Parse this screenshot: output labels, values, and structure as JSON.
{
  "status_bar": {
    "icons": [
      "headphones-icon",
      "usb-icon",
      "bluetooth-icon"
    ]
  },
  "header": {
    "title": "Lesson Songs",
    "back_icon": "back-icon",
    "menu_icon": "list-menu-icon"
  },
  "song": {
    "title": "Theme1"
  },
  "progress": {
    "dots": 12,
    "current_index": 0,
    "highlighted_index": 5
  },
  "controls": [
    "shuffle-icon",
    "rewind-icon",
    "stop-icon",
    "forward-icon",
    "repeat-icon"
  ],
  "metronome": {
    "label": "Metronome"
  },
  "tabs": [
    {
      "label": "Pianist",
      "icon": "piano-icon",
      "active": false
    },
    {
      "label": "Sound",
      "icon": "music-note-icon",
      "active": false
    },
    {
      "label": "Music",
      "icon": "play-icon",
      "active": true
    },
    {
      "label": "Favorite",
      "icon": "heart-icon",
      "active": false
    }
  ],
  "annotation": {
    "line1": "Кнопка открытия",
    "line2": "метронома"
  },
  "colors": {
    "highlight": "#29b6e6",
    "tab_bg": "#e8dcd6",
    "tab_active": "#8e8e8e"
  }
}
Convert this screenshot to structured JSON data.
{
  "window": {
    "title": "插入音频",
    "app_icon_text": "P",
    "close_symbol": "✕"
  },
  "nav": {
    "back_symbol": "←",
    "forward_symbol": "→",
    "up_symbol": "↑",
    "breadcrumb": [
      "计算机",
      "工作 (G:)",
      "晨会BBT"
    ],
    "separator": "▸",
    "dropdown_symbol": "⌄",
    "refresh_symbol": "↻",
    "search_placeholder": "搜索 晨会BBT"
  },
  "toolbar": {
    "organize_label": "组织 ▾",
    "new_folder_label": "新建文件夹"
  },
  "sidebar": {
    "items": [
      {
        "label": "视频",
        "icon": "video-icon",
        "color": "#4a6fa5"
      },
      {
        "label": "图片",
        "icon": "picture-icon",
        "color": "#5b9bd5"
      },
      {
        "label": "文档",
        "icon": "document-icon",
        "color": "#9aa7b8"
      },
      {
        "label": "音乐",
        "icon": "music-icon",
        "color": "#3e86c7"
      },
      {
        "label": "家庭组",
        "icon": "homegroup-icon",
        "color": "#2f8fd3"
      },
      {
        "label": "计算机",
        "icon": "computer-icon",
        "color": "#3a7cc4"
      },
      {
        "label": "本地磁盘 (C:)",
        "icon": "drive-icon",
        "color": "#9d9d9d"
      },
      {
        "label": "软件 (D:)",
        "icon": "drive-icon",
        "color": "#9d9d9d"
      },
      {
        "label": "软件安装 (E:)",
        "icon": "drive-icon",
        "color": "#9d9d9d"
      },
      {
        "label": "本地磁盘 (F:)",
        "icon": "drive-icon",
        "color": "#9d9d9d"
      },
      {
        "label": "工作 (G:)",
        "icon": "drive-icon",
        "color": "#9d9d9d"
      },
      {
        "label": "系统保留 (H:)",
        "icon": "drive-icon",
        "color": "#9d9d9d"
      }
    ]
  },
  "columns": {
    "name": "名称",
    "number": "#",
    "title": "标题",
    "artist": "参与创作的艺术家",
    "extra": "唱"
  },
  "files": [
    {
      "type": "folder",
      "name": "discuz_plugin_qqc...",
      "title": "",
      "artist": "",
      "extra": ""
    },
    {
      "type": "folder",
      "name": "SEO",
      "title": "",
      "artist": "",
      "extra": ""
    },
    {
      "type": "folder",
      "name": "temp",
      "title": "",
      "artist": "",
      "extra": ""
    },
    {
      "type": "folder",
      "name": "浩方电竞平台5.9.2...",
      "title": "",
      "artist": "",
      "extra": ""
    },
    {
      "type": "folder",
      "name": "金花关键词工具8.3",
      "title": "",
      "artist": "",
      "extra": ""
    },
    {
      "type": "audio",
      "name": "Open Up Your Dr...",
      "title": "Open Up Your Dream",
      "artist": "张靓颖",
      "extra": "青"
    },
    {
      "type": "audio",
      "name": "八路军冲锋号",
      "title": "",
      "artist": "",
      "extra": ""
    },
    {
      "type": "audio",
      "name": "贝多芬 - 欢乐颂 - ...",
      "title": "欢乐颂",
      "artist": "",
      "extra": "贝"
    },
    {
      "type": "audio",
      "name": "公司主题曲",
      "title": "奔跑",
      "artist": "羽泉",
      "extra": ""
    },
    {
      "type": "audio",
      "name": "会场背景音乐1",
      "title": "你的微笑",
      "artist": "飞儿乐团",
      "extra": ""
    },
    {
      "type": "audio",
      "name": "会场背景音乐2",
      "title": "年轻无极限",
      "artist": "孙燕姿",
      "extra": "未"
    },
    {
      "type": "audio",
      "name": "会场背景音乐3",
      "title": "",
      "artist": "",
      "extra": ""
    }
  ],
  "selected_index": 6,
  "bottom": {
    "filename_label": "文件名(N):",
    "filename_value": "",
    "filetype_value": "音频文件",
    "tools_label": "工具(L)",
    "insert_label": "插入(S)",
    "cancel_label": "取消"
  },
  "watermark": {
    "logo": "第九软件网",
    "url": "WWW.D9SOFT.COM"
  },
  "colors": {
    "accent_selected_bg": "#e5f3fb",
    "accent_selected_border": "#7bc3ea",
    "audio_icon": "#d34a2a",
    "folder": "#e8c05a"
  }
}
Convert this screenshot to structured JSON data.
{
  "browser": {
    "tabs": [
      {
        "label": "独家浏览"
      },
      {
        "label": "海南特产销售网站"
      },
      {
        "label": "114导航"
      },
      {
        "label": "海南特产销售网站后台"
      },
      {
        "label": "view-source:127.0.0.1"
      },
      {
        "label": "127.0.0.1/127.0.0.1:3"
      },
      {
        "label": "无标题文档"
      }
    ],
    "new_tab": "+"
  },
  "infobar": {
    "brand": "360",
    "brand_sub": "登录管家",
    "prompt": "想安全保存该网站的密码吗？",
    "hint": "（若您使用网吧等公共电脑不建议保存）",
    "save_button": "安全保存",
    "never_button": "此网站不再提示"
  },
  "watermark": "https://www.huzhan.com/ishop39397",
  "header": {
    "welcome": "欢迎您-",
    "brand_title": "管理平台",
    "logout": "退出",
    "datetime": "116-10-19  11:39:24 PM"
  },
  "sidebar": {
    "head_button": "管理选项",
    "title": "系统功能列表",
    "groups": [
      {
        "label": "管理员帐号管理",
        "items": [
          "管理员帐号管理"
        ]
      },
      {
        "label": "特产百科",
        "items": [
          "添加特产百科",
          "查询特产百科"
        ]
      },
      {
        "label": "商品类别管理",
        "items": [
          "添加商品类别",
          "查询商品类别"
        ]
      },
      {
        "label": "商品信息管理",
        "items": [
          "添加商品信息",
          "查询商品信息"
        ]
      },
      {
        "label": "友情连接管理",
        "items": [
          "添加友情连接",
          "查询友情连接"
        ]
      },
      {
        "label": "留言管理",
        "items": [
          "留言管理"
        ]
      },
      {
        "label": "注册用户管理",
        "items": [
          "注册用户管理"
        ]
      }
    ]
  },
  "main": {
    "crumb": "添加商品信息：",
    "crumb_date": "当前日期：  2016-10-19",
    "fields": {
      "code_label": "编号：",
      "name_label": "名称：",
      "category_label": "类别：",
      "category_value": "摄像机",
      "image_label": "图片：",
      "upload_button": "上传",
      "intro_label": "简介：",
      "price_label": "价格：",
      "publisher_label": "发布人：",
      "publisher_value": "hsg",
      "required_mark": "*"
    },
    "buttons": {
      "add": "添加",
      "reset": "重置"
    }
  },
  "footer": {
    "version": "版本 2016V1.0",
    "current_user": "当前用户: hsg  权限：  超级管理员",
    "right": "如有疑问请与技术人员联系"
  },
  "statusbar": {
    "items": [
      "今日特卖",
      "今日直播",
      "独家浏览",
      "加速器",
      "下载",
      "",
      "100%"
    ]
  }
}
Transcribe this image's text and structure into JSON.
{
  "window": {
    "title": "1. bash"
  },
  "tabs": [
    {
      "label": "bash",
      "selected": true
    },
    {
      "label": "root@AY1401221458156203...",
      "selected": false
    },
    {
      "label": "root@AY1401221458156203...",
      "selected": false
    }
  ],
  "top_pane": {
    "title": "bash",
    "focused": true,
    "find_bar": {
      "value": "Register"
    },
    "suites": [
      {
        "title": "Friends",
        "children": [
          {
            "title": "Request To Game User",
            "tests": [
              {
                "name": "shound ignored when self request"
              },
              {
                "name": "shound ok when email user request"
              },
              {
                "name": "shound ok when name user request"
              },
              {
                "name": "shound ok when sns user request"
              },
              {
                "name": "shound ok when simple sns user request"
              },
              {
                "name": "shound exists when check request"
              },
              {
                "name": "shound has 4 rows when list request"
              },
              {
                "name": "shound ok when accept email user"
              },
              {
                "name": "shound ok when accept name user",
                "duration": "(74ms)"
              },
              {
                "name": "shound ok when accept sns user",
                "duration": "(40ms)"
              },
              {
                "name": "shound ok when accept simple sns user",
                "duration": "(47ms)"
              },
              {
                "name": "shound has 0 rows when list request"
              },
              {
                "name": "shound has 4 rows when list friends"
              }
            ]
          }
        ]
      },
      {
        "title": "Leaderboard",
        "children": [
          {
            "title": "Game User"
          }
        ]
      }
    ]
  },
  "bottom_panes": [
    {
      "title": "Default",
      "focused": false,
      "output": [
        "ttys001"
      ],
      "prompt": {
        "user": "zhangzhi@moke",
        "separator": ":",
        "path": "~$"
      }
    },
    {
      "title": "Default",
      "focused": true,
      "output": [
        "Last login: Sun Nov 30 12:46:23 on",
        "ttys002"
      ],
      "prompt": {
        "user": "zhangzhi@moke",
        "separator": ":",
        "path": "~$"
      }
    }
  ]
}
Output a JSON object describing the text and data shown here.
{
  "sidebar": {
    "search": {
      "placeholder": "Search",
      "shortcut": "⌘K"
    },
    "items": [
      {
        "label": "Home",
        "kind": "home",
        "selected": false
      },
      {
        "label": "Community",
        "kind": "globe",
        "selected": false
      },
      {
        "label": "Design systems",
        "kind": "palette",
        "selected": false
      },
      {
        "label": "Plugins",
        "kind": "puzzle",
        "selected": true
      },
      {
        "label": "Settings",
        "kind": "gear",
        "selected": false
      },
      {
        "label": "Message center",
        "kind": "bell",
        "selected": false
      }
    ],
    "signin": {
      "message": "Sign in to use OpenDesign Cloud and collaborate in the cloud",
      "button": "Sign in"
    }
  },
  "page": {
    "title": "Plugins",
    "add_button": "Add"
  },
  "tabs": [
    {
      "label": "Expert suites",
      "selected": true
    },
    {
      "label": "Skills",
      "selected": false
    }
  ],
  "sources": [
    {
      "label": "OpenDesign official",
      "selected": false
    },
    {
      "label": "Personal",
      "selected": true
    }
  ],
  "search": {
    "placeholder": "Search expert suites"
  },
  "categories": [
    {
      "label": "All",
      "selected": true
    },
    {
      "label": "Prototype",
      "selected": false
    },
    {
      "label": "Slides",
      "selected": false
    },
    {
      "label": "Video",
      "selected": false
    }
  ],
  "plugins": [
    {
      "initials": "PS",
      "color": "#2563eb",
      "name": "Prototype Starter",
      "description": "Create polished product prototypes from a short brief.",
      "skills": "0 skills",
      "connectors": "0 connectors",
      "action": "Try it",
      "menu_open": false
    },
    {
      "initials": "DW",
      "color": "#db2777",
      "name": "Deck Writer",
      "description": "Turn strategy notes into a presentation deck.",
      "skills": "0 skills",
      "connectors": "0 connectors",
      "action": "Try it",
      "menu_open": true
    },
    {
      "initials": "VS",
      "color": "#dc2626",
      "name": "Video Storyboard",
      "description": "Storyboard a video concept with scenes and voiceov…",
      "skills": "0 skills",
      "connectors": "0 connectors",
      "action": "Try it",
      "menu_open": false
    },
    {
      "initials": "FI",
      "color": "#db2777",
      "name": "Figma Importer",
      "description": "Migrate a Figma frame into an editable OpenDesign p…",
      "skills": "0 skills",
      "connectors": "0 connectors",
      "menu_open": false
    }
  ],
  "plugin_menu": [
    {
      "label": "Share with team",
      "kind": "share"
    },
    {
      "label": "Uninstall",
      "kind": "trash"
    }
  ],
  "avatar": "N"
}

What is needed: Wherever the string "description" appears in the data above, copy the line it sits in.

Your solution:
      "description": "Create polished product prototypes from a short brief.",
      "description": "Turn strategy notes into a presentation deck.",
      "description": "Storyboard a video concept with scenes and voiceov…",
      "description": "Migrate a Figma frame into an editable OpenDesign p…",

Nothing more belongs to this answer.